### WHAT TO PRODUCE:
Every word of the data must be reproduced in your reply exactly.

### DATA IN THIS EXERCISE:

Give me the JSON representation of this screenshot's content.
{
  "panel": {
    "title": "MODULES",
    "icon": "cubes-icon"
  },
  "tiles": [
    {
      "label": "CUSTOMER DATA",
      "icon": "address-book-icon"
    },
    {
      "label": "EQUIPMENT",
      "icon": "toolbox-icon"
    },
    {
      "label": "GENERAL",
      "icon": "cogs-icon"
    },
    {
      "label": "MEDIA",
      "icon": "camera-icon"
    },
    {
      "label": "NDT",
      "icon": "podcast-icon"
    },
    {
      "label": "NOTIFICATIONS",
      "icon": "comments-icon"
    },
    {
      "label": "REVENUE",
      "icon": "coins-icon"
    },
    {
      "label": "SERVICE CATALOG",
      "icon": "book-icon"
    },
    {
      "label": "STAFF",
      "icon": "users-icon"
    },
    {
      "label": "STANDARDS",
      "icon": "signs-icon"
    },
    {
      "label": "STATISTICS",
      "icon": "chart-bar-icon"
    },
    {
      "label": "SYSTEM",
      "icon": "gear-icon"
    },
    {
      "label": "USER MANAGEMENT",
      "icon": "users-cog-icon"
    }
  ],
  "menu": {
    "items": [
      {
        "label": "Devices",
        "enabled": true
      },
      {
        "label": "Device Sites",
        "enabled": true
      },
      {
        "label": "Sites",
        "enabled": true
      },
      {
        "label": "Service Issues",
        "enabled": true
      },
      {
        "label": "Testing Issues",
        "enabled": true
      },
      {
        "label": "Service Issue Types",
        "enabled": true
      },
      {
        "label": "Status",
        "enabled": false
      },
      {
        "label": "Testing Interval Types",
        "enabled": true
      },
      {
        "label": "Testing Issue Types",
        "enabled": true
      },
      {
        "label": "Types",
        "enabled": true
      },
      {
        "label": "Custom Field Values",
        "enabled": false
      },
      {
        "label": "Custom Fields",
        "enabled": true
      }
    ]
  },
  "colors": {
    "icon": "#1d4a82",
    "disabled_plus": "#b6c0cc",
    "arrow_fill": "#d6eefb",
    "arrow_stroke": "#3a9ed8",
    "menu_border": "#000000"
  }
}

### EXERCISE OUTPUT:
Give me the JSON representation of this screenshot's content.
{
  "panel": {
    "title": "MODULES",
    "icon": "cubes-icon"
  },
  "tiles": [
    {
      "label": "CUSTOMER DATA",
      "icon": "address-book-icon"
    },
    {
      "label": "EQUIPMENT",
      "icon": "toolbox-icon"
    },
    {
      "label": "GENERAL",
      "icon": "cogs-icon"
    },
    {
      "label": "MEDIA",
      "icon": "camera-icon"
    },
    {
      "label": "NDT",
      "icon": "podcast-icon"
    },
    {
      "label": "NOTIFICATIONS",
      "icon": "comments-icon"
    },
    {
      "label": "REVENUE",
      "icon": "coins-icon"
    },
    {
      "label": "SERVICE CATALOG",
      "icon": "book-icon"
    },
    {
      "label": "STAFF",
      "icon": "users-icon"
    },
    {
      "label": "STANDARDS",
      "icon": "signs-icon"
    },
    {
      "label": "STATISTICS",
      "icon": "chart-bar-icon"
    },
    {
      "label": "SYSTEM",
      "icon": "gear-icon"
    },
    {
      "label": "USER MANAGEMENT",
      "icon": "users-cog-icon"
    }
  ],
  "menu": {
    "items": [
      {
        "label": "Devices",
        "enabled": true
      },
      {
        "label": "Device Sites",
        "enabled": true
      },
      {
        "label": "Sites",
        "enabled": true
      },
      {
        "label": "Service Issues",
        "enabled": true
      },
      {
        "label": "Testing Issues",
        "enabled": true
      },
      {
        "label": "Service Issue Types",
        "enabled": true
      },
      {
        "label": "Status",
        "enabled": false
      },
      {
        "label": "Testing Interval Types",
        "enabled": true
      },
      {
        "label": "Testing Issue Types",
        "enabled": true
      },
      {
        "label": "Types",
        "enabled": true
      },
      {
        "label": "Custom Field Values",
        "enabled": false
      },
      {
        "label": "Custom Fields",
        "enabled": true
      }
    ]
  },
  "colors": {
    "icon": "#1d4a82",
    "disabled_plus": "#b6c0cc",
    "arrow_fill": "#d6eefb",
    "arrow_stroke": "#3a9ed8",
    "menu_border": "#000000"
  }
}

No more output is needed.